Read more
Looking for a fluffy and affectionate pup? Give the American Eskimo dog a try
Considering a spitz? Take a look at the American Eskimo dog
American Eskimo dog smiling at the camera

At first glance, you might confuse an American Eskimo dog with a shih tzu or even a Pomeranian. Or you might mix them up with the Canadian Eskimo dog, a 4,000-year-old animal that's native to America and was bred by the Inuit to pull sleds. But the American Eskimo dog (or Eskie) is a totally separate breed that's both beautiful and family-friendly. While no dog is right for everyone, you should consider this beastie if you want a unique and lovable pup. They might be exactly what your home needs to become complete.
Where does the American Eskimo dog come from?
Don't be fooled by the name, this pup came about in the 1800s and was bred by German immigrants as a farm dog. That means it's one of many spitz dogs, which also includes the malamute, Icelandic sheepdog, and Samoyed. The name was changed because of anti-German sentiments around World War I. Interestingly, this was a very popular show dog, and many performed in the circus and on stage! If you do wind up adopting an Eskie, you could get a regular old diva.
What is this breed like?
These fluffy friends can stay as small as 6 pounds in the toy size or up to 35 pounds, which can be standard, but they all have huge personalities regardless of stature. Because the American Eskimo dog was a working breed, they need a lot more exercise than you'd think just by looking. But they're highly trainable, loving toward people, and very energetic, so you should have no problem taking them on walks and to outdoor gatherings. If your routine already includes hikes or even strolls, the American Eskimo dog might be your perfect companion.

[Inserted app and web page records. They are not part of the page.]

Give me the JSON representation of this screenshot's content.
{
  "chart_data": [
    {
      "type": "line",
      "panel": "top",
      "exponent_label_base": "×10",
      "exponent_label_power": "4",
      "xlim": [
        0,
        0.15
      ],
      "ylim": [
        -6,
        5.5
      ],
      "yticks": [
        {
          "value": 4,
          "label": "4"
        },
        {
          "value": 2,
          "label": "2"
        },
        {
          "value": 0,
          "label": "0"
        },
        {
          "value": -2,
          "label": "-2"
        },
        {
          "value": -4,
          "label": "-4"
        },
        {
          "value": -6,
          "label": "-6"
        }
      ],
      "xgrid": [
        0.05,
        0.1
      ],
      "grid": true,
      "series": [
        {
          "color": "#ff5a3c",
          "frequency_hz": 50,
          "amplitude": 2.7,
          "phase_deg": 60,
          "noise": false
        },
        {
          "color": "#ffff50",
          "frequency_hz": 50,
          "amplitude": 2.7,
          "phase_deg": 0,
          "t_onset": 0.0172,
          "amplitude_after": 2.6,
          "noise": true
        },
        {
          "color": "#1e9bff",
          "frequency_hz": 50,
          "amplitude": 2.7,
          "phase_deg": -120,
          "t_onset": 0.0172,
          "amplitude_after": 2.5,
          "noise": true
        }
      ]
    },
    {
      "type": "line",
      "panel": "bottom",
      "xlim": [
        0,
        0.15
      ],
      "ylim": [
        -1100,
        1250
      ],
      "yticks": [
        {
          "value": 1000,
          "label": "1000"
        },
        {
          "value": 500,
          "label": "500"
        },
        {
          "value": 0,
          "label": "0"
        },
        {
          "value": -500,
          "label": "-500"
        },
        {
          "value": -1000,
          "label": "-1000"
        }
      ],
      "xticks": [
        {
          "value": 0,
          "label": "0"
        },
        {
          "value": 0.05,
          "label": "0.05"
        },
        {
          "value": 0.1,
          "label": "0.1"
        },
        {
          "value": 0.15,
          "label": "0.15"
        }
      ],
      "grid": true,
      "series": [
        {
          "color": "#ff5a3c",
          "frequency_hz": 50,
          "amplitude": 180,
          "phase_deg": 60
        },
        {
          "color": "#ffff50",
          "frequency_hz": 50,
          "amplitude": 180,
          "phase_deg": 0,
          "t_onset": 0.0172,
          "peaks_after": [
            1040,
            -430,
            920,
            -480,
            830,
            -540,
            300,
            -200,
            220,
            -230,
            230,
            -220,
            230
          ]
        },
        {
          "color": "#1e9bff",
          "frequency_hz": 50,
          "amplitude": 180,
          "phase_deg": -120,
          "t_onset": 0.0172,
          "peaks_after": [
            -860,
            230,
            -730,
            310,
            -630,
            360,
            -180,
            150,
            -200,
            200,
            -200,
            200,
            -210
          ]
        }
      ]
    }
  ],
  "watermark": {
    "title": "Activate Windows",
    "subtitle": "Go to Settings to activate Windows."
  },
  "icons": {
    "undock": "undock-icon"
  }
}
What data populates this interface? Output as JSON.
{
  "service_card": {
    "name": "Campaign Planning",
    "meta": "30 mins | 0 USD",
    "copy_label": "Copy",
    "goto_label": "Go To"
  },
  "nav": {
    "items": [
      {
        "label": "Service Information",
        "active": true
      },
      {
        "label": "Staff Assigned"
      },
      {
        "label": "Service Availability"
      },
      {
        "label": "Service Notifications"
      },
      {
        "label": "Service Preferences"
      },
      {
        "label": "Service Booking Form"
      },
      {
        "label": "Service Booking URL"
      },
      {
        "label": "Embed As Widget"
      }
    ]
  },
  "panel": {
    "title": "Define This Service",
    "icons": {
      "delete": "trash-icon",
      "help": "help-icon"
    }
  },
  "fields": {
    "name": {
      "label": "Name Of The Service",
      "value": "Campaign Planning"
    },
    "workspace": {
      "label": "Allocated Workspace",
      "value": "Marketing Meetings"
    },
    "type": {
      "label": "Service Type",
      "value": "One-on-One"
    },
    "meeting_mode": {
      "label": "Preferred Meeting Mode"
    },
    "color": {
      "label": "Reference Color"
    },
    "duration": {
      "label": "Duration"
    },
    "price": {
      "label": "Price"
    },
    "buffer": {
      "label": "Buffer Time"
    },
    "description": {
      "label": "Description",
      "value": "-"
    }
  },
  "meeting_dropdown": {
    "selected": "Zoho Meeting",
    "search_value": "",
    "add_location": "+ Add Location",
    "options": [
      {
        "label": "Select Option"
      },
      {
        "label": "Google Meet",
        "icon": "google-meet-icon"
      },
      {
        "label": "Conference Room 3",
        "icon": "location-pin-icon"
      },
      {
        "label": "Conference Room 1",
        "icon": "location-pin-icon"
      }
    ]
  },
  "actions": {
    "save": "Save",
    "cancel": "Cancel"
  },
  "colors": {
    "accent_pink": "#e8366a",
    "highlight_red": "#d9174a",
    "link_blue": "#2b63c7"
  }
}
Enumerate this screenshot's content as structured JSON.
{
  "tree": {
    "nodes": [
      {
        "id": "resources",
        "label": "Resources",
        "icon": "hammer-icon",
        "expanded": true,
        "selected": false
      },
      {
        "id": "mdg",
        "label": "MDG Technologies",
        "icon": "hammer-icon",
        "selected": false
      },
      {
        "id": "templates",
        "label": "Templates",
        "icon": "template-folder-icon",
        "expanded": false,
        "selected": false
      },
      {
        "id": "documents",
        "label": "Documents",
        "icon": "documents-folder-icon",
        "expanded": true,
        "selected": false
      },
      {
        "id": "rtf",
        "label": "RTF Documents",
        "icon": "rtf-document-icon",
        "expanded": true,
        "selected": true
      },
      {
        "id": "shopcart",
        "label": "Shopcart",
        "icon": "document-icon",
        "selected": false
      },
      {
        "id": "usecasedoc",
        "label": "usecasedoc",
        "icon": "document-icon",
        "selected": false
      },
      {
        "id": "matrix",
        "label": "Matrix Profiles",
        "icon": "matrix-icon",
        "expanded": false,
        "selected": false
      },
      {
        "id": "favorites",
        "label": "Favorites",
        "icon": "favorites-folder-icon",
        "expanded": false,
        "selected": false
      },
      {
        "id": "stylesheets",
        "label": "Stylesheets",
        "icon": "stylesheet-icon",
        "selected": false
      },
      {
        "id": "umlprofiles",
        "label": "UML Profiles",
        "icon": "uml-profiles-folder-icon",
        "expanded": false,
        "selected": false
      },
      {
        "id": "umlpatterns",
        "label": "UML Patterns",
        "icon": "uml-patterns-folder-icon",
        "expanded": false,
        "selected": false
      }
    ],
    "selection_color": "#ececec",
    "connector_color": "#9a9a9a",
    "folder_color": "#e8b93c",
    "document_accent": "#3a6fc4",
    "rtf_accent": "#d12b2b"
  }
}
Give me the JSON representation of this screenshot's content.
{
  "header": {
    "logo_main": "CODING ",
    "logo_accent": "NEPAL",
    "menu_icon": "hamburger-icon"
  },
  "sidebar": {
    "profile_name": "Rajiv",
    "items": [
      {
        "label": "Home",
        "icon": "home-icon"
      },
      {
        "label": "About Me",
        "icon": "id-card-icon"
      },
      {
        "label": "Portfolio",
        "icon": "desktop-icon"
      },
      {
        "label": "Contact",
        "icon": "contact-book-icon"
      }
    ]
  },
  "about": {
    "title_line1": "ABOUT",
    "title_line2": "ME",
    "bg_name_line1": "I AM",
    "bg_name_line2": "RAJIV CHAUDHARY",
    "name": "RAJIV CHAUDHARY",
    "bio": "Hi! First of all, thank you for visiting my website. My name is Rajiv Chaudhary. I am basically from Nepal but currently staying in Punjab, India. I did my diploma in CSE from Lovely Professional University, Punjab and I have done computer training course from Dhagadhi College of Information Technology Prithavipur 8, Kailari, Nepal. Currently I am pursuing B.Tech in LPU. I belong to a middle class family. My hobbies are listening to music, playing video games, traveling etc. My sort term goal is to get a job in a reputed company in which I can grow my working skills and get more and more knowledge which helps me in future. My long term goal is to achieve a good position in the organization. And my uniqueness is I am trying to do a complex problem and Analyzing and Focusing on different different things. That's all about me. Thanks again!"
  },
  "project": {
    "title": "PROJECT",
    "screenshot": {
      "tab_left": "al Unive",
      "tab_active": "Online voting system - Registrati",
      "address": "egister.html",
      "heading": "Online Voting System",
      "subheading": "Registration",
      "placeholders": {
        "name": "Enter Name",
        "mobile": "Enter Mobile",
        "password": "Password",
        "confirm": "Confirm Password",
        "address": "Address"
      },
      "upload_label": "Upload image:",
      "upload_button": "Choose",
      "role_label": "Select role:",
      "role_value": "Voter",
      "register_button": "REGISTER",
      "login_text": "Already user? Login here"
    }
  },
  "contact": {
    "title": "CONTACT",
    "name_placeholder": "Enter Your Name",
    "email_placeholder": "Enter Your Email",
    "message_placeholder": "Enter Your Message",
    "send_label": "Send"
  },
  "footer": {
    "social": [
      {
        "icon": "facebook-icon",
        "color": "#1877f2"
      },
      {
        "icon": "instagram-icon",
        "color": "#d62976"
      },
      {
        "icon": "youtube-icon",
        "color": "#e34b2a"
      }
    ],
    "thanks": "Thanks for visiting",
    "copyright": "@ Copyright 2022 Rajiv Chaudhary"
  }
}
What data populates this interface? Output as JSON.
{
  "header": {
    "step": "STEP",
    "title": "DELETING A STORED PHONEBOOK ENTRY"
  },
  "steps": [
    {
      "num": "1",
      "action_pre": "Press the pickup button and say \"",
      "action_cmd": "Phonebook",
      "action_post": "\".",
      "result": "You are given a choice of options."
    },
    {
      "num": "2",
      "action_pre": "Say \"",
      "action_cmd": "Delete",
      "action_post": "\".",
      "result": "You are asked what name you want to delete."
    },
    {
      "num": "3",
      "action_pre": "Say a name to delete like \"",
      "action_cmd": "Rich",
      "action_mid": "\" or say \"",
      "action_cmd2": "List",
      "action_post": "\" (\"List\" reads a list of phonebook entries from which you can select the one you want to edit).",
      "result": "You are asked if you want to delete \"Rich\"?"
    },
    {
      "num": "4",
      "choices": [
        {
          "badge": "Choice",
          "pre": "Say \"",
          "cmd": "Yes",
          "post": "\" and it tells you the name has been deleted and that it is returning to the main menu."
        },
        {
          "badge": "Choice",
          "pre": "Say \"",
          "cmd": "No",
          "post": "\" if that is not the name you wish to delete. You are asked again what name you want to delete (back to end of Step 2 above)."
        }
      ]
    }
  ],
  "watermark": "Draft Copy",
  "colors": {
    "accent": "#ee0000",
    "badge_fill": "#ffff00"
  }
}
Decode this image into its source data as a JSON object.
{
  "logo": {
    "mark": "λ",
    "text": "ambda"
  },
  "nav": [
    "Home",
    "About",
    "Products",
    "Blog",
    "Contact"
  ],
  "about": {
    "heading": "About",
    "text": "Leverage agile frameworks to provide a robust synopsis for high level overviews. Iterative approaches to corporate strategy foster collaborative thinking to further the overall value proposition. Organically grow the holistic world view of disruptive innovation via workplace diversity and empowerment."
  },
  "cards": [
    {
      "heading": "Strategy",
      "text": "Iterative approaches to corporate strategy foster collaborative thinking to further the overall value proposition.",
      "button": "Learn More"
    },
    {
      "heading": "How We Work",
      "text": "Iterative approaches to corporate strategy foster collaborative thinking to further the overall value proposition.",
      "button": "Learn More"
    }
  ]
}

Who should get an Eskie?
This is a family dog through and through. Eskies require a lot of interaction and love — they sometimes misbehave if not given enough attention, which could include chewing up your favorite furniture or barking incessantly at seemingly nothing. That means you want to think carefully before committing to them, as you would with any pup.

Read more
How to teach your dog burrito, the most adorable dog trick
Here are the 4 steps to learn the dog burrito
A frenchie makes himself into a dog burrito by wrapping himself in a blanket

What's the cutest trick you've ever seen your dog do? We bet this will top it. Plus, many well-trained dogs will probably pick it up pretty quickly. If you haven't seen this trend yet, check out the adorable and hilarious dog burrito. It's exactly like it sounds, meaning your pooch wraps himself up in a blanket and turns himself into a lunch lookalike. The video breaks it down into exactly what steps you need to take to teach your pup this move.

There are a number of tricks to teach your dog, and you probably started out with sit. In order to get to dog burrito level, he needs to have some of that baseline already down. Set to Meghan Trainor's "Made You Look," the video starts out with a very sweet Maltipoo named Bingo standing on a rug.

Read more